• _WHAT IS BEING ASKED_
Scan the records below and say how many lines include the word "View", giving no other text.

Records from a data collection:
++++++++
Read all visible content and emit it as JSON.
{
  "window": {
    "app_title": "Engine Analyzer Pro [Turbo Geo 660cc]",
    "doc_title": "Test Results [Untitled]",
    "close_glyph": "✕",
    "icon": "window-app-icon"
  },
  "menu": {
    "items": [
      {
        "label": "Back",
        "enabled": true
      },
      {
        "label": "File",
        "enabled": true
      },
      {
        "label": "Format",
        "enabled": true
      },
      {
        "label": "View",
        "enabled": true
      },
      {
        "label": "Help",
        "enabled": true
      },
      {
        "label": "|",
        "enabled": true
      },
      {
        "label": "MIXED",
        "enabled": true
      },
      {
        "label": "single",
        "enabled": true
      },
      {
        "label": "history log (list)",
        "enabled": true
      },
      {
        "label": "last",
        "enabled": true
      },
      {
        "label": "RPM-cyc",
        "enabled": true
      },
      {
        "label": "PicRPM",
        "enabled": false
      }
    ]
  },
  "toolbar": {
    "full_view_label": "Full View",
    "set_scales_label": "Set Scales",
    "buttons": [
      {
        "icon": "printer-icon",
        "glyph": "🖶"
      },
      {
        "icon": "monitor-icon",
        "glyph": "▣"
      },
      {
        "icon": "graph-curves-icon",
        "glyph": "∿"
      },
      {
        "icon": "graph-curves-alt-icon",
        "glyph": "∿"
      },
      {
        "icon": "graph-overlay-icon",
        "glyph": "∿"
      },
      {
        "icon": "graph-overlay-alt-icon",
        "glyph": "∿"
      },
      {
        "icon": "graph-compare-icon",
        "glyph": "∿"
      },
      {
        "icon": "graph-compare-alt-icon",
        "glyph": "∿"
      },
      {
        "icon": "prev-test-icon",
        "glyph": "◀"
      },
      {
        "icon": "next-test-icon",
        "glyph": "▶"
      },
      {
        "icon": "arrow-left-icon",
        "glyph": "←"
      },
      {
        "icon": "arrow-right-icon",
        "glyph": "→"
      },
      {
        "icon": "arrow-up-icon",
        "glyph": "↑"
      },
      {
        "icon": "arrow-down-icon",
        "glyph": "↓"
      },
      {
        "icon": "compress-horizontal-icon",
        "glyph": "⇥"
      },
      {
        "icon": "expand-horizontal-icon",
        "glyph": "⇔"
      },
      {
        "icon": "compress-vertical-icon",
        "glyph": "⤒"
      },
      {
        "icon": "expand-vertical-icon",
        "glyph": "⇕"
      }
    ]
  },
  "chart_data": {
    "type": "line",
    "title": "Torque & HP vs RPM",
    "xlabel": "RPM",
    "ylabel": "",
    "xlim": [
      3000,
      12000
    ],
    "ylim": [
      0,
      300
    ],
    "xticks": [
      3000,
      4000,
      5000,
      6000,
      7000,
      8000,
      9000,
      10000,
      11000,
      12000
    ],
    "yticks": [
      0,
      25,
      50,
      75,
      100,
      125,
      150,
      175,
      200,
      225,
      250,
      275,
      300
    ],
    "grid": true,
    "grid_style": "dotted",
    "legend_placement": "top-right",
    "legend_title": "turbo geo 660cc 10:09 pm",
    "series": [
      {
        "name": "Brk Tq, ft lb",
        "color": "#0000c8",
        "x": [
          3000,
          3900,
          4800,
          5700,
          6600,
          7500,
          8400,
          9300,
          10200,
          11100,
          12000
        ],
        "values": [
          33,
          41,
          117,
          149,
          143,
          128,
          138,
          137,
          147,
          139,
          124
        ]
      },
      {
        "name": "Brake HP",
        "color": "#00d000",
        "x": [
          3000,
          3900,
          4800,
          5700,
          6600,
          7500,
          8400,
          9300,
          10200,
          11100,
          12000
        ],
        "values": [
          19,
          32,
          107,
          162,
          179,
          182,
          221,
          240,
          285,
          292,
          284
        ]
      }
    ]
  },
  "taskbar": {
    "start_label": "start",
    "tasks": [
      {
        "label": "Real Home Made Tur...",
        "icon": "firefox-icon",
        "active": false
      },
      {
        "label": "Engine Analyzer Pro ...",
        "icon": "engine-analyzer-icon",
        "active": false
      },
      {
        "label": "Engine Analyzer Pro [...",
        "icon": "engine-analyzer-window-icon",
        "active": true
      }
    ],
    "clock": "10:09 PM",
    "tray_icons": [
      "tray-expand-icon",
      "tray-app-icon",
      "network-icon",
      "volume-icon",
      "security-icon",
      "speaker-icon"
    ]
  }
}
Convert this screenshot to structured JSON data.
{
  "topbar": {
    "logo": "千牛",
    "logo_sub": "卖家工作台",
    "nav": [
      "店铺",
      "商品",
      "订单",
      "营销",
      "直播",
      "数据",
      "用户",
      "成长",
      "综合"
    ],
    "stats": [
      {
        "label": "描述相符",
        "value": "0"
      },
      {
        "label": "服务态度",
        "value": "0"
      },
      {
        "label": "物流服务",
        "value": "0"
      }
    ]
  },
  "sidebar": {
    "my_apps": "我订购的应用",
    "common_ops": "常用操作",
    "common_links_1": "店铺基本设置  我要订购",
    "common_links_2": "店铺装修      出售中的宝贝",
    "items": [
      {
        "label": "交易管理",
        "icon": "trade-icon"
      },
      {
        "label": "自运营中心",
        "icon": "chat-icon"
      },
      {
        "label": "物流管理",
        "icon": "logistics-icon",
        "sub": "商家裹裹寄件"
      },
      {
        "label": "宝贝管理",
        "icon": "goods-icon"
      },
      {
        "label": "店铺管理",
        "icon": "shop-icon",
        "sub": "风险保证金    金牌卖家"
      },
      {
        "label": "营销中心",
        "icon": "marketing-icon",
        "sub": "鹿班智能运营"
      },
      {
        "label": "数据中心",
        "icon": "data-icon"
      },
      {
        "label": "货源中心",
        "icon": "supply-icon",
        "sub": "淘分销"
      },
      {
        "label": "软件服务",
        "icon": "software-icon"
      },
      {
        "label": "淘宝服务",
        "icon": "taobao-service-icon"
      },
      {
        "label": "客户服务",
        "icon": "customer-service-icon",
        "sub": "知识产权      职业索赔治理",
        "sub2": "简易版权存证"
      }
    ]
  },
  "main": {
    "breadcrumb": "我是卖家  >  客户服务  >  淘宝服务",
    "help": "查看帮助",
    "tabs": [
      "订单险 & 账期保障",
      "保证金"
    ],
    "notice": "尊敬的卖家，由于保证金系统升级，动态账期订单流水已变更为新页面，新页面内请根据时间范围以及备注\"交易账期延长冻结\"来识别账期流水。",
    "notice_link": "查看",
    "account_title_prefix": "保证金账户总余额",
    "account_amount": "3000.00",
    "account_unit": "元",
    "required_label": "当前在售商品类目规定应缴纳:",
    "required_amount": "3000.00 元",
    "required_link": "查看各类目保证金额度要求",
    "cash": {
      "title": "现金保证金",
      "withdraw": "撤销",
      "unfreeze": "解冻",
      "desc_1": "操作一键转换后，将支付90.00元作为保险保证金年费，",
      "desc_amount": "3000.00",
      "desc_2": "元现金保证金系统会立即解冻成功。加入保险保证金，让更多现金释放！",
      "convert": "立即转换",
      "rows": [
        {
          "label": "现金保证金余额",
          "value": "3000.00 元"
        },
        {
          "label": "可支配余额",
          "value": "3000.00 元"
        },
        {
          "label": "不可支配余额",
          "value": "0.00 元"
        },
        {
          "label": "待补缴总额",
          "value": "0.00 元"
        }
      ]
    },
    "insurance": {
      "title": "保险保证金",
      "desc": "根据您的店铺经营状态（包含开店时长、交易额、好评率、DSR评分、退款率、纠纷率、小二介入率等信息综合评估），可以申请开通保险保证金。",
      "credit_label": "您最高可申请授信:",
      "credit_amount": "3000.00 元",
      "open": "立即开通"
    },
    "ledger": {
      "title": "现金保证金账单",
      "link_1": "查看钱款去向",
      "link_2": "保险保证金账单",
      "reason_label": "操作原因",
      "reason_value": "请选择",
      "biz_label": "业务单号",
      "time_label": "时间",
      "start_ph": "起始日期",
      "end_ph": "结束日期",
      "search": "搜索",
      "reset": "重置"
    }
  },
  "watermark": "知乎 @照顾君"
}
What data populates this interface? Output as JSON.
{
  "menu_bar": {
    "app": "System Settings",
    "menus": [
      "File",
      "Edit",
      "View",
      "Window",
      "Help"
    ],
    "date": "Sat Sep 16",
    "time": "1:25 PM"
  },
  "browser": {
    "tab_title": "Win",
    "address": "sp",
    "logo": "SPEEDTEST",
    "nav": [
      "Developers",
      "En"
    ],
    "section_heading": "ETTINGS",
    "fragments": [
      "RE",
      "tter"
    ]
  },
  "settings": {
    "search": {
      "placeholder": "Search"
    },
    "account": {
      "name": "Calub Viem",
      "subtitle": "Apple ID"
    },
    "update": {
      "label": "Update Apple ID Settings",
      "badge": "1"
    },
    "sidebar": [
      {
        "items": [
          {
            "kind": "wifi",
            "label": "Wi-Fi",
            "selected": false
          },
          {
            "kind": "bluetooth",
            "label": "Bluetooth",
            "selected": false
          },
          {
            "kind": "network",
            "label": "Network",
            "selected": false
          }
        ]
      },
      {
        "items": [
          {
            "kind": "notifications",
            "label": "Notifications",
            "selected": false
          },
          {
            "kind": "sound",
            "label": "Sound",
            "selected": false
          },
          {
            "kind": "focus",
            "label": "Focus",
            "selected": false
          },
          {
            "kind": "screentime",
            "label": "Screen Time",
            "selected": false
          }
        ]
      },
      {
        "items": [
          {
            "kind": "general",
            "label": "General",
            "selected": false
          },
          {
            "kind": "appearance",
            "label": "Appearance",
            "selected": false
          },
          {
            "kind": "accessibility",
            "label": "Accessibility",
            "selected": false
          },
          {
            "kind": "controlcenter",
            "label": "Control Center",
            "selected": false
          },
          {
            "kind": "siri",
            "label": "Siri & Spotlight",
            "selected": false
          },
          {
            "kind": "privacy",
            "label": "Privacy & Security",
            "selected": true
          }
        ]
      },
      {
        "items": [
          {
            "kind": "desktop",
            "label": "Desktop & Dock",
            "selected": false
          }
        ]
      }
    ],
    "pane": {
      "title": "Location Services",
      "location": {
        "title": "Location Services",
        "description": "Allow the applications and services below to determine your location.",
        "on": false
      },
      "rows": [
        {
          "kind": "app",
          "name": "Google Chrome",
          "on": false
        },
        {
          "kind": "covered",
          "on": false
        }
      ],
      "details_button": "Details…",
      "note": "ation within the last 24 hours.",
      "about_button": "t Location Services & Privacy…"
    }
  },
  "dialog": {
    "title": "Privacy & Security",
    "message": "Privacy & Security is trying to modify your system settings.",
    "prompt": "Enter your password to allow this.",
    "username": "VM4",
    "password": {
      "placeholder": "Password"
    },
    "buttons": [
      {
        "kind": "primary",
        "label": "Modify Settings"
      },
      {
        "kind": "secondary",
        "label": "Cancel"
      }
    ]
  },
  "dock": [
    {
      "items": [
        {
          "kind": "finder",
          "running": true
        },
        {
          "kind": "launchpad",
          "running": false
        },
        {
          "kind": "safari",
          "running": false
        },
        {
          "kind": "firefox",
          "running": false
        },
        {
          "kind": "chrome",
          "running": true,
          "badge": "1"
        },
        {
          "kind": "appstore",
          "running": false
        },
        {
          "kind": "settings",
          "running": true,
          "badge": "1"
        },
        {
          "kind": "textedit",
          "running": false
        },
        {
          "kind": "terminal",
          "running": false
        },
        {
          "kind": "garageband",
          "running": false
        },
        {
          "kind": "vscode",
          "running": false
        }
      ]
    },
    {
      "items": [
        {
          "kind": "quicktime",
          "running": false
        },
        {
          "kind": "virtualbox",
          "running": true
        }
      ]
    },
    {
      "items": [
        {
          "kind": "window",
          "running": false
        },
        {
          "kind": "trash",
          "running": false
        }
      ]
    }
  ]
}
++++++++
• _OUTPUT_
3